In 1991 a man from the Neolithic Age was found frozen in a glacier near the Austrian-Italian border. This man, who was believed to have lived around 5,300 years ago, had hair that was cut in a very neat, precise style. Evidently he considered the appearance of his hair very important.
The story of Samson and Delilah is also telling. Samson possessed supernatural strength bound within his hair. When Delilah had a servant shave him bald, his strength vanished.
Hair has fascinated humans since the beginning of time, and it is natural to feel concerned if your hair is thinning. Specifically, hair loss can trigger masculinity issues. Many worry: Will women find me unattractive? Will I look too old to get that promotion at work? Will people consider me “over the hill?” and so on. Hair loss can and often does evoke the feeling that life as you know it is over. In this respect, baldness is associated with approaching mortality.
We recommend this great article from Psychology Today titled The Psychology Behind A Good Hair Day. If you are a young man losing your hair read Dr. Harris’ blog post on the psychology of balding at a young age.
Let's break down the different aspects of the psychology of male hair loss. How many have you personally experienced?
Denial plays a role in almost every reaction and emotion that a man feels about his hair loss. Men want to deny everything—that they are losing their hair, that they find it upsetting, and that they cannot handle it emotionally. Denial lurks behind every corner and clouds even the most straightforward discussion. By far, recognizing and coping with denial, which is a lie to oneself, is the most important and yet the most difficult part of the process of understanding the psychology of baldness. How can you find the truth if you’re starting with a lie? Denial prevents an accurate assessment of the condition of baldness and its realistic treatment options; and this can lead to poor treatment choices. Why do you think that close to a billion dollars is spent on bogus baldness cures every year?
Many men complain to us that their hair loss has caused them to become a big joke among their friends. Many say that they first realized they were balding when their “best friend” announced it in the locker room, causing other men to stare and taunt. Since the balding man is already panicked and afraid, he is in a defensive position. He’s also in a bind. If he reacts to the teasing with anything other than mute acceptance, he will be perceived as less than a man, which is exactly how he may already feel due to his thinning hair. So, the best of his seemingly bad options is to take the teasing “like a man” without comment—and to start wearing hats.

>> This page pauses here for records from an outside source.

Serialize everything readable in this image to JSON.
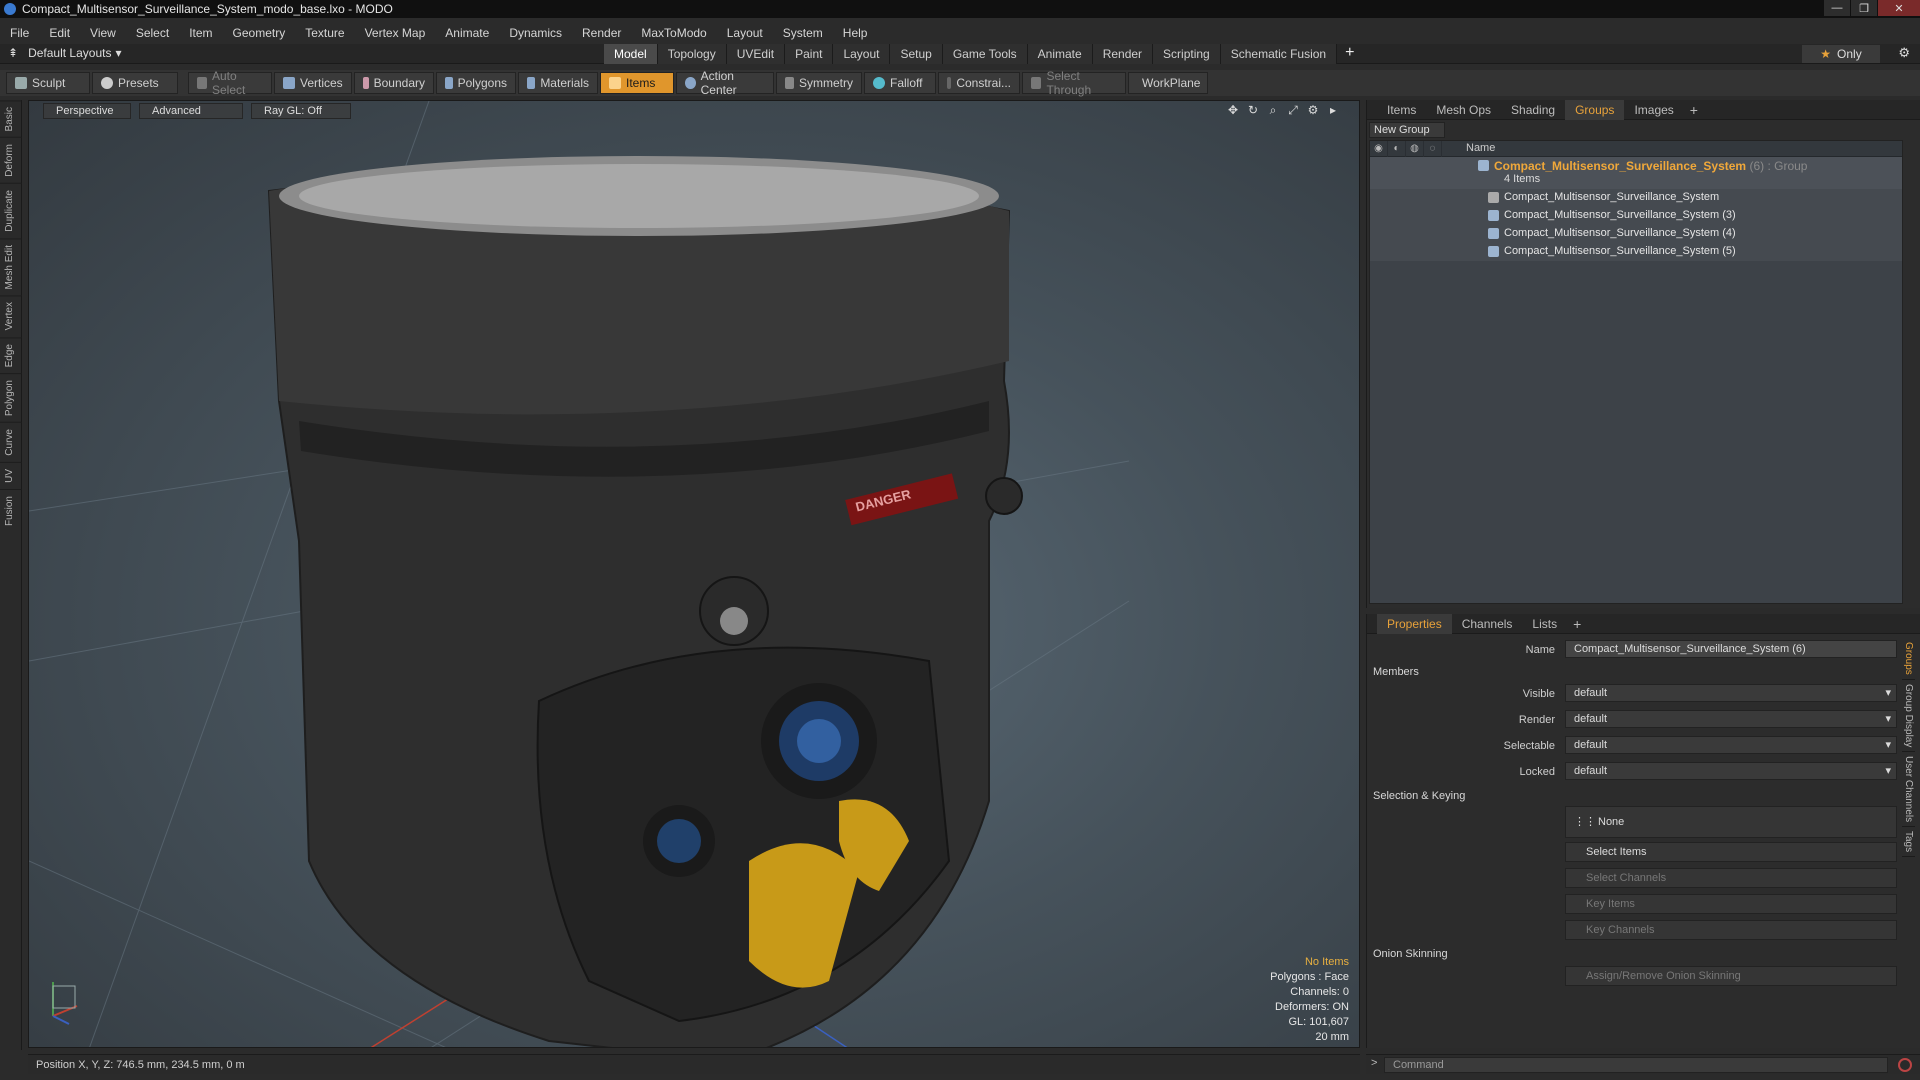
{
  "window": {
    "title": "Compact_Multisensor_Surveillance_System_modo_base.lxo - MODO",
    "controls": [
      "—",
      "❐",
      "✕"
    ]
  },
  "menu": [
    "File",
    "Edit",
    "View",
    "Select",
    "Item",
    "Geometry",
    "Texture",
    "Vertex Map",
    "Animate",
    "Dynamics",
    "Render",
    "MaxToModo",
    "Layout",
    "System",
    "Help"
  ],
  "layoutbar": {
    "layout_name": "Default Layouts",
    "tabs": [
      "Model",
      "Topology",
      "UVEdit",
      "Paint",
      "Layout",
      "Setup",
      "Game Tools",
      "Animate",
      "Render",
      "Scripting",
      "Schematic Fusion"
    ],
    "active_tab": "Model",
    "plus": "+",
    "only_label": "Only",
    "star": "★"
  },
  "toolbar": {
    "sculpt": "Sculpt",
    "presets": "Presets",
    "auto_select": "Auto Select",
    "vertices": "Vertices",
    "boundary": "Boundary",
    "polygons": "Polygons",
    "materials": "Materials",
    "items": "Items",
    "action_center": "Action Center",
    "symmetry": "Symmetry",
    "falloff": "Falloff",
    "constraints": "Constrai...",
    "select_through": "Select Through",
    "workplane": "WorkPlane"
  },
  "lefttabs": [
    "Basic",
    "Deform",
    "Duplicate",
    "Mesh Edit",
    "Vertex",
    "Edge",
    "Polygon",
    "Curve",
    "UV",
    "Fusion"
  ],
  "viewport": {
    "view": "Perspective",
    "advanced": "Advanced",
    "raygl": "Ray GL: Off",
    "stats": {
      "no_items": "No Items",
      "polygons": "Polygons : Face",
      "channels": "Channels: 0",
      "deformers": "Deformers: ON",
      "gl": "GL: 101,607",
      "scale": "20 mm"
    },
    "decal_text": "DANGER"
  },
  "position": "Position X, Y, Z:   746.5 mm, 234.5 mm, 0 m",
  "groups_panel": {
    "tabs": [
      "Items",
      "Mesh Ops",
      "Shading",
      "Groups",
      "Images"
    ],
    "active_tab": "Groups",
    "new_group": "New Group",
    "col_name": "Name",
    "group": {
      "name": "Compact_Multisensor_Surveillance_System",
      "meta": "(6) : Group",
      "count": "4 Items"
    },
    "children": [
      "Compact_Multisensor_Surveillance_System",
      "Compact_Multisensor_Surveillance_System (3)",
      "Compact_Multisensor_Surveillance_System (4)",
      "Compact_Multisensor_Surveillance_System (5)"
    ]
  },
  "properties": {
    "tabs": [
      "Properties",
      "Channels",
      "Lists"
    ],
    "active_tab": "Properties",
    "name_label": "Name",
    "name_value": "Compact_Multisensor_Surveillance_System (6)",
    "members": "Members",
    "visible_label": "Visible",
    "visible_value": "default",
    "render_label": "Render",
    "render_value": "default",
    "selectable_label": "Selectable",
    "selectable_value": "default",
    "locked_label": "Locked",
    "locked_value": "default",
    "selection_keying": "Selection & Keying",
    "none": "None",
    "select_items": "Select Items",
    "select_channels": "Select Channels",
    "key_items": "Key Items",
    "key_channels": "Key Channels",
    "onion": "Onion Skinning",
    "assign_onion": "Assign/Remove Onion Skinning",
    "side_tabs": [
      "Groups",
      "Group Display",
      "User Channels",
      "Tags"
    ]
  },
  "command": {
    "placeholder": "Command"
  }
}
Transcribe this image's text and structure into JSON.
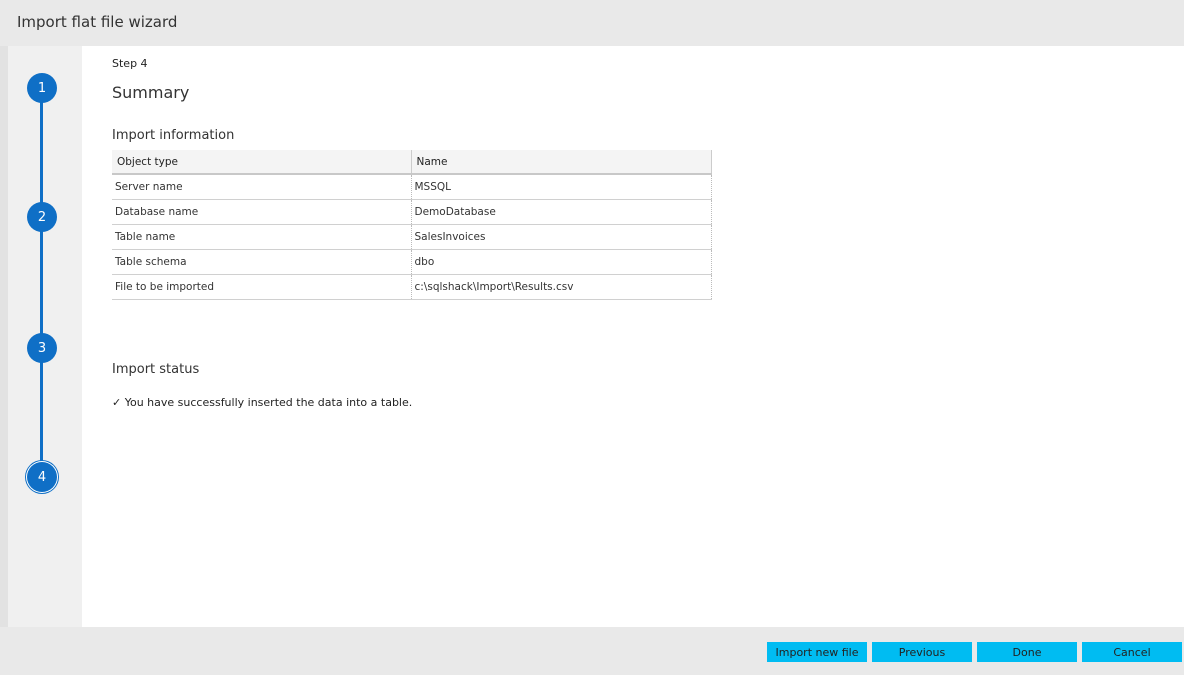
{
  "window": {
    "title": "Import flat file wizard"
  },
  "steps": [
    "1",
    "2",
    "3",
    "4"
  ],
  "main": {
    "step_label": "Step 4",
    "page_title": "Summary",
    "import_info_heading": "Import information",
    "columns": [
      "Object type",
      "Name"
    ],
    "rows": [
      [
        "Server name",
        "MSSQL"
      ],
      [
        "Database name",
        "DemoDatabase"
      ],
      [
        "Table name",
        "SalesInvoices"
      ],
      [
        "Table schema",
        "dbo"
      ],
      [
        "File to be imported",
        "c:\\sqlshack\\Import\\Results.csv"
      ]
    ],
    "import_status_heading": "Import status",
    "status_icon": "✓",
    "status_message": "You have successfully inserted the data into a table."
  },
  "footer": {
    "import_new": "Import new file",
    "previous": "Previous",
    "done": "Done",
    "cancel": "Cancel"
  },
  "colors": {
    "accent": "#0f6fc6",
    "button": "#00bcf2"
  }
}
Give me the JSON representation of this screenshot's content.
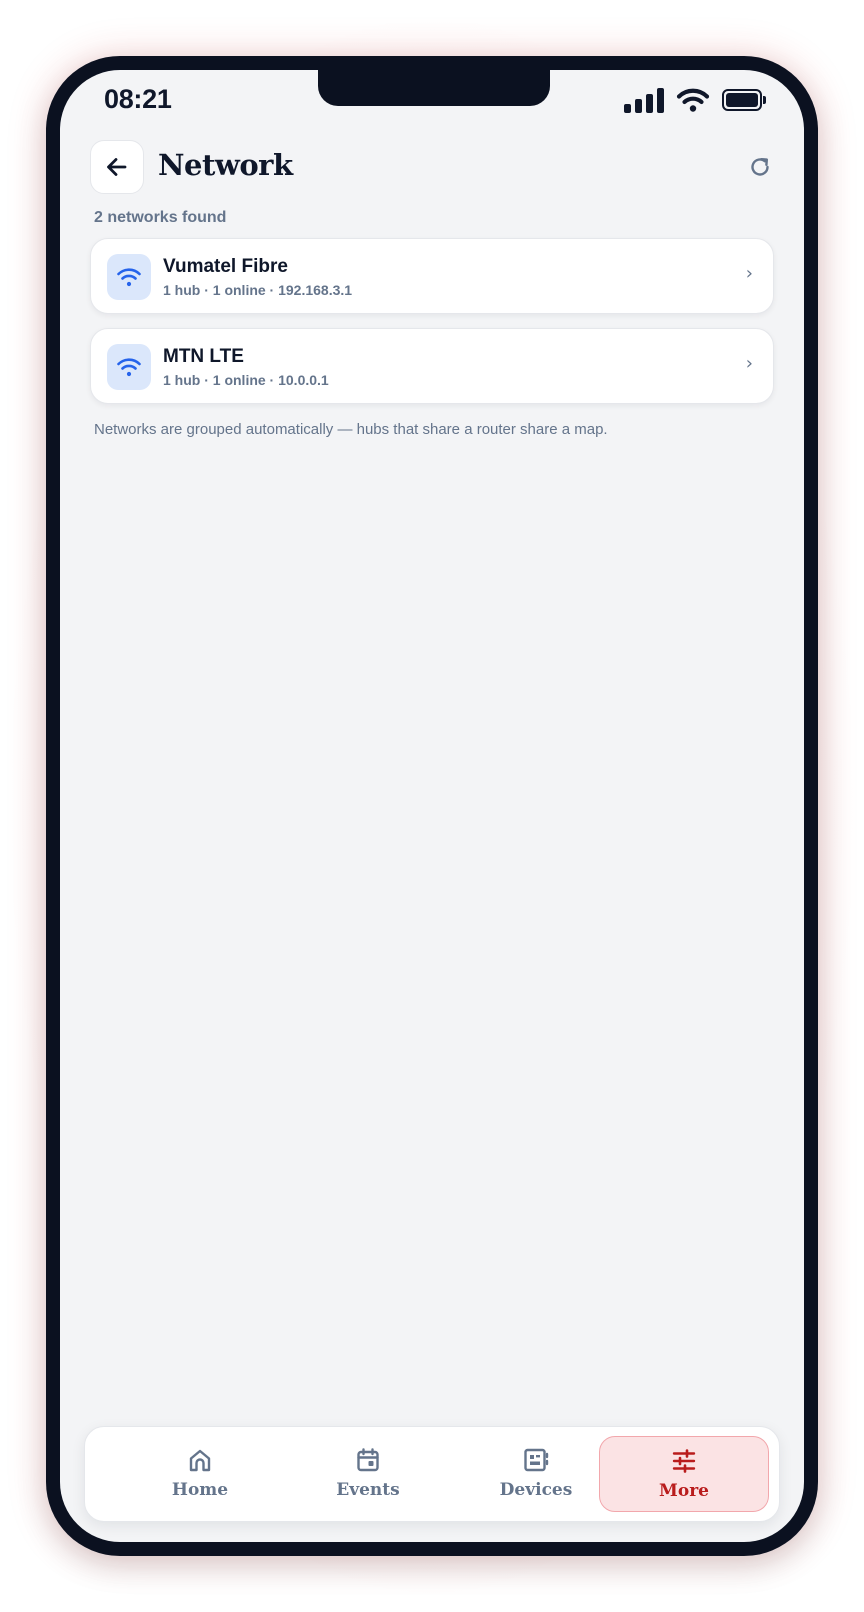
{
  "status_bar": {
    "time": "08:21"
  },
  "header": {
    "title": "Network"
  },
  "summary": {
    "found_text": "2 networks found"
  },
  "networks": [
    {
      "name": "Vumatel Fibre",
      "meta": "1 hub · 1 online · 192.168.3.1",
      "chevron": "›"
    },
    {
      "name": "MTN LTE",
      "meta": "1 hub · 1 online · 10.0.0.1",
      "chevron": "›"
    }
  ],
  "footnote": "Networks are grouped automatically — hubs that share a router share a map.",
  "tabbar": {
    "tabs": [
      {
        "label": "Home",
        "icon": "home-icon"
      },
      {
        "label": "Events",
        "icon": "calendar-icon"
      },
      {
        "label": "Devices",
        "icon": "devices-icon"
      },
      {
        "label": "More",
        "icon": "sliders-icon"
      }
    ],
    "active_tab": "More"
  },
  "colors": {
    "accent": "#b91c1c",
    "accent_bg": "#fbe3e4",
    "wifi_blue": "#2563eb",
    "text_primary": "#0f172a",
    "text_muted": "#64748b",
    "screen_bg": "#f3f4f6"
  }
}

Typically, bald men experience jealousy because they desperately covet what their non-bald brothers have. This may be conscious or unconscious. Terry Bradshaw, the Pittsburgh Steelers’ famed quarterback of the seventies, while acting as commentator for Super Bowl XXIII, called John Elway of the Denver Broncos spoiled, overpaid, and overrated as a quarterback. Elway calmly responded by saying that Bradshaw was just jealous because when Terry played, the salaries were so much lower.
Nine years passed, and in 1998, John Elway and the Broncos played in Super Bowl XXXII, and emerged as victors. Terry Bradshaw, again the commentator for the event, reluctantly admitted that he was jealous of Elway’s salary . . . and of Elway’s hair.
Feelings of Isolation
Even though most men who are balding share the same feelings, each man, ironically, tends to feel completely alone. Please remember that you are not alone. Over the years, we have spoken to thousands of men—every size, shape, and color—about hair loss. They all have the same fears, desires, and needs. Unfortunately, these men also felt constrained and isolated by social pressures dictating that they should not openly display any type of feelings, much less concern for their appearance. Men often feel that they must be stoic and strong because showing their feelings is considered weak. Unfortunately, their efforts to appear strong serve only to isolate them from one another. Conversely, women have no such emotional constraints. They can publicly express their feelings and maintain their beauty by whatever means necessary.
If you are tired of pretending that your hair loss does not affect you emotionally and psychologically, contact Dr. Harris to discuss your own personal reactions to hair loss, or to schedule a personalized consultation.